In the world of commercial trucking, significant advancements continue to be made in areas affecting truck performance, efficiency, comfort and safety.  Aerodynamic design of tractors, smaller but more powerful engines and a shift towards replacing diesel-burning engines with cleaner, fuel-saving natural gas burning engines are all being implemented in an effort to save resources and to lessen environmental impact.  One of the latest changes making its way into the industry is the use of low rolling resistance tires designed to improve fuel economy and reduce emissions, although the benefits of this new development remain questionable to some.

Low resistance tires

Trucking Tips To Improve Fuel Economy Shouldn’t Sacrifice Safety

Tires are a critical component of any motorized vehicle, being the sole connection to the road surface on which it is operating.  Tire design has changed considerably through the years, with manufacturers continually attempting to make them provide a more comfortable ride, better handling, improved durability, increased traction and enhanced safety characteristics.  These improvements are accomplished through a variety of means, including:

  • Overall construction design
  • Materials used for compound formulation
  • Tread configuration
  • Open- versus closed-shoulder design
  • Siping
  • Tread block size and placement

Newly adopted regulations in the State of California now require nearly all heavy duty tractor/trailers to begin utilizing only specific tires that have been verified to adhere to the U.S. EPA SmartWay Program, which designates what tires qualify.  These SmartWay verified tires are designed to have lower rolling resistance, estimated to reduce fuel consumption by a minimum of three percent and to reduce emissions of greenhouse gases.

While SmartWay verified tires are not yet mandated for use in Colorado, both the Colorado Motor Carriers Association, chaired by Victor Domenico, and the Colorado Motor Carrier Safety Administration encourage members to voluntarily embrace the program.  When fitting your truck with tires, however, there are other considerations to make besides reduced emissions and fuel consumption.  The major downside of tires that have lower rolling resistance is that the compounds used to achieve increased mileage have a negative effect on a tire’s traction capabilities.

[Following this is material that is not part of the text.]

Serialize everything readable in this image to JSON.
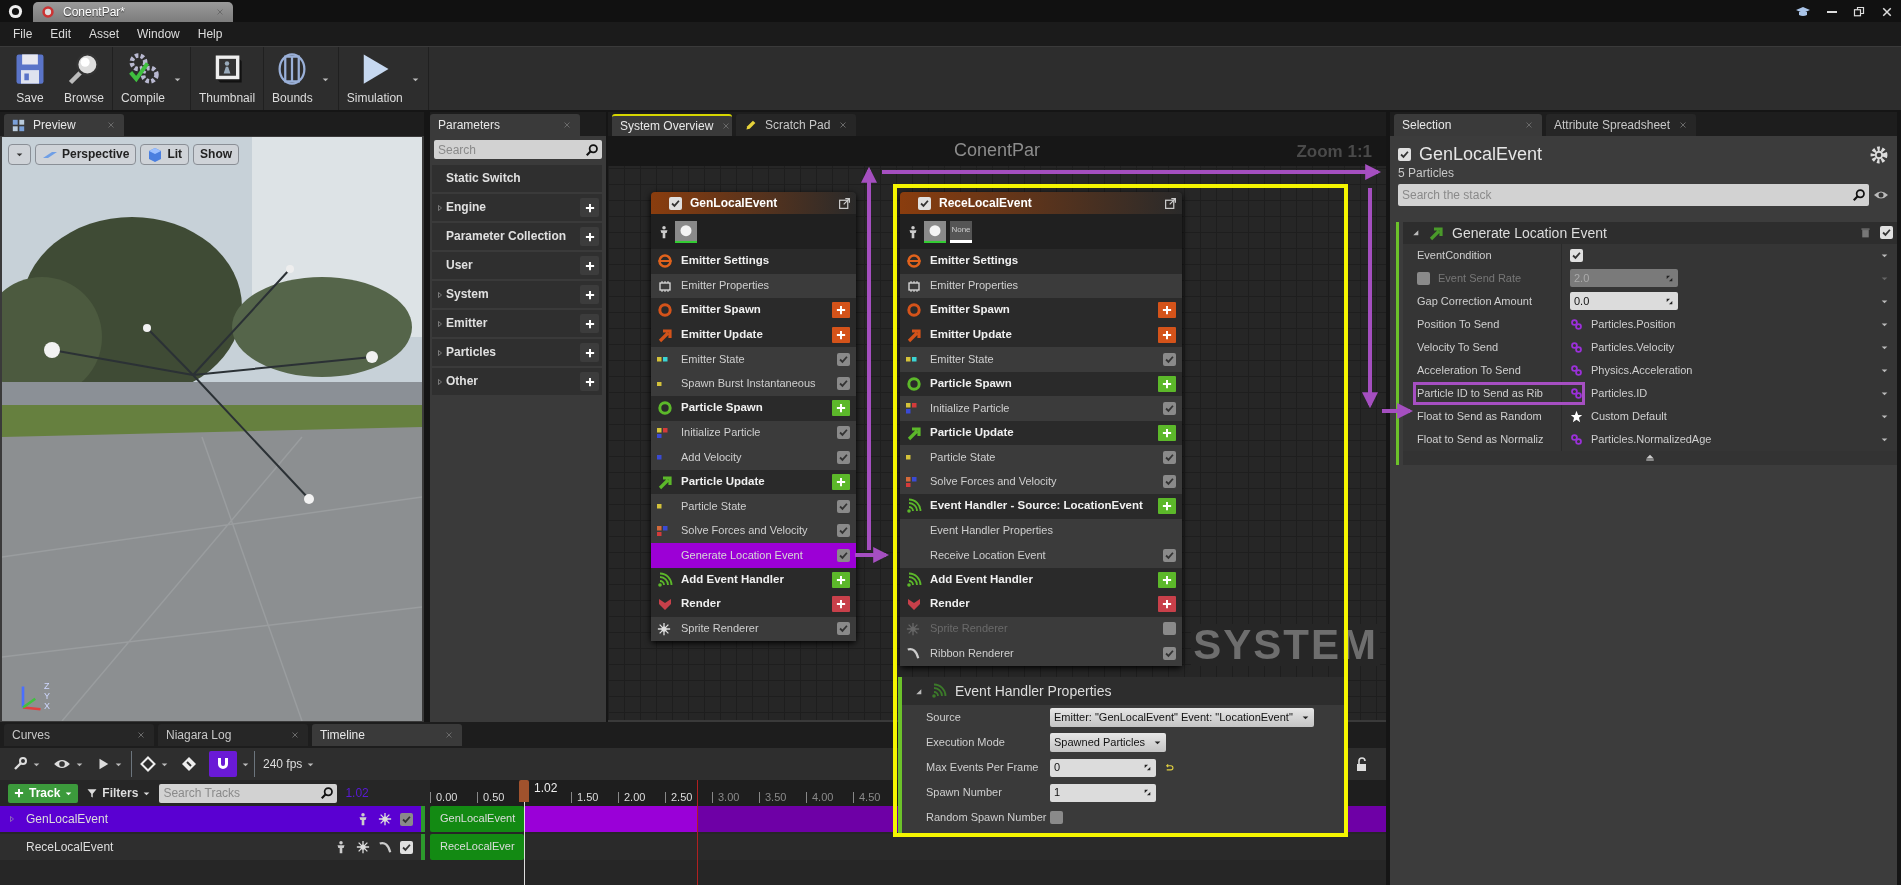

If you’re driving your rig day in and day out through the mountainous terrain of Colorado, you want all the traction you can get, especially when the roads become slick.  Sacrificing performance and safety for improved economy may not be such a good tradeoff, especially if the tires are more expensive to purchase and have a shorter life expectancy.  We’d like to hear your opinion on this.